But the Costa Rican-born 58-year-old, who emigrated to Australia 42 years ago, has no conflict of interests being embedded with the enemy going into the crucial clash, and remains resolutely behind the Green and Gold.
A friendship with Honduras coach Jorge Luis Pinto - forged when he acted as Costa Rica's liaison officer for Ange Postecoglou's first game in charge four years ago - prompted Gomez to answer in the affirmative when Pinto asked him to be his team's logistics man in Sydney for the do-or-die November 15 clash.
The Hondurans will fly straight out after the first leg of the play-off in San Pedro Sula on November 10 (November 11 AEDT), stopping over in Los Angeles, before arriving in Sydney on Monday November 13.
After first running the proposal by the FFA, twice-capped Gomez will work to make sure things run smoothly off the field when Honduras arrive in Sydney.
On the field, the Spanish-speaking defender wants only one outcome, Australia to reach Russia 2018.
"I live here, this is my country and I want nothing more than for Australia to qualify," said Gomez, who played with distinction for four NSL clubs over a 15-year span.
"But I have relationship with Pinto ... I even provided videos for him of Korea and Japan before he took Costa Rica to the last eight of the 2014 World Cup in Brazil.
"I trust him, and at no point has he asked me, or will he, for information about Australian players.
"I'm just helping them with things like selecting their training facilities here and their accommodation, things like that.

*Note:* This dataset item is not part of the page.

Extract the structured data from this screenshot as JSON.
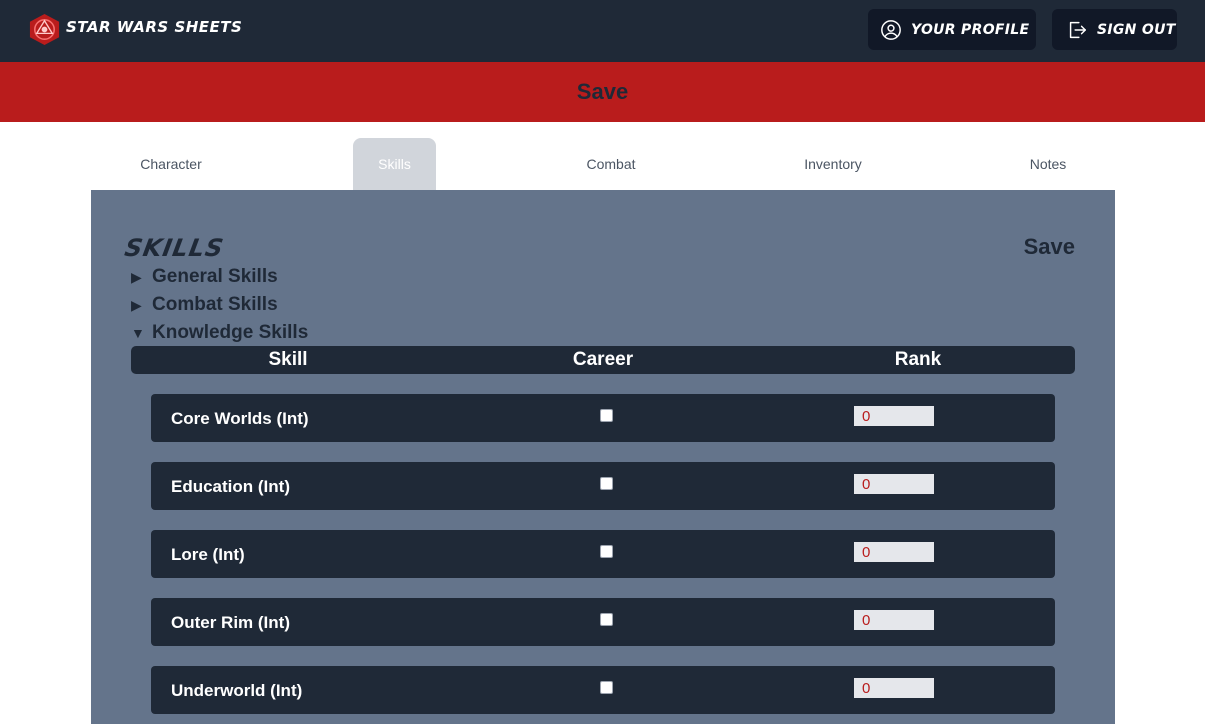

"Pinto called me personally, and I asked the FFA if it was ok and they had no objection.
"It's a case of the Hondurans looking after us while we are there and we'll do the same here.
"I'll just try to get them to the ground to play, what happens on the field is up to the players."

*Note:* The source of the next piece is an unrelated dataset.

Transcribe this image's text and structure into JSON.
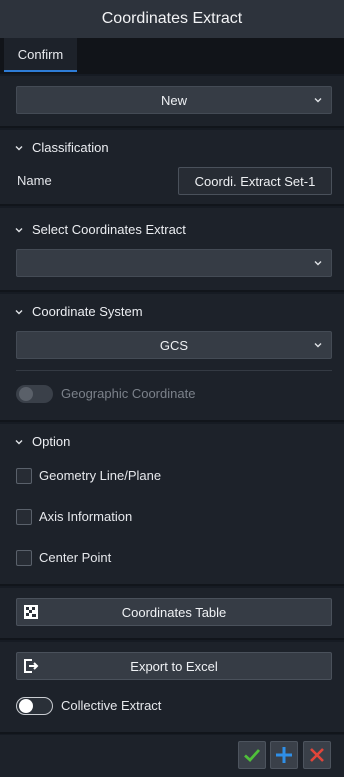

Gomez is an avid admirer of 64-year-old Colombian Pinto, whose acumen led Costa Rica out of a 'group of death' in Brazil, including England, Italy and Uruguay.
Pinto's minnows then overcame Greece before going out on penalties to the Netherlands in the quarter-finals.
Which leads Gomez to believe Australia are up against a master motivator.
"The thing about Pinto is his passion, and ability to make players believe," he said.
"His teams are always so disciplined and he knows the game inside out.
"He will have Honduras in the best shape mentally and physically and qualifying for them will mean everything to the players and the country."
Gomez, who helped the Matildas prepare for the Brazil Olympic Games by scouting opponents in China, believes the outcome over two legs is on a knife-edge.
"These two games are the talk of Central America," he said.
"I wouldn't say the Hondurans are expecting to qualify but they will do everything in their power to beat Australia.
"And they have a coach who knows how to get big results.
"He's done and tremendous job so far. They beat Mexico at home, and they topped the CONCACAF group.
"Finishing fourth was no disgrace and after what he achieved with Costa Rica, anything is possible.
"He's a coach who doesn't hide his emotions and has blood boiling in his veins.
"For me, this tie is really too close to call.
"I just hope Australia win through. I think it's going to be a classic two games between two different football cultures.
"Australia need to be ready for anything and everything."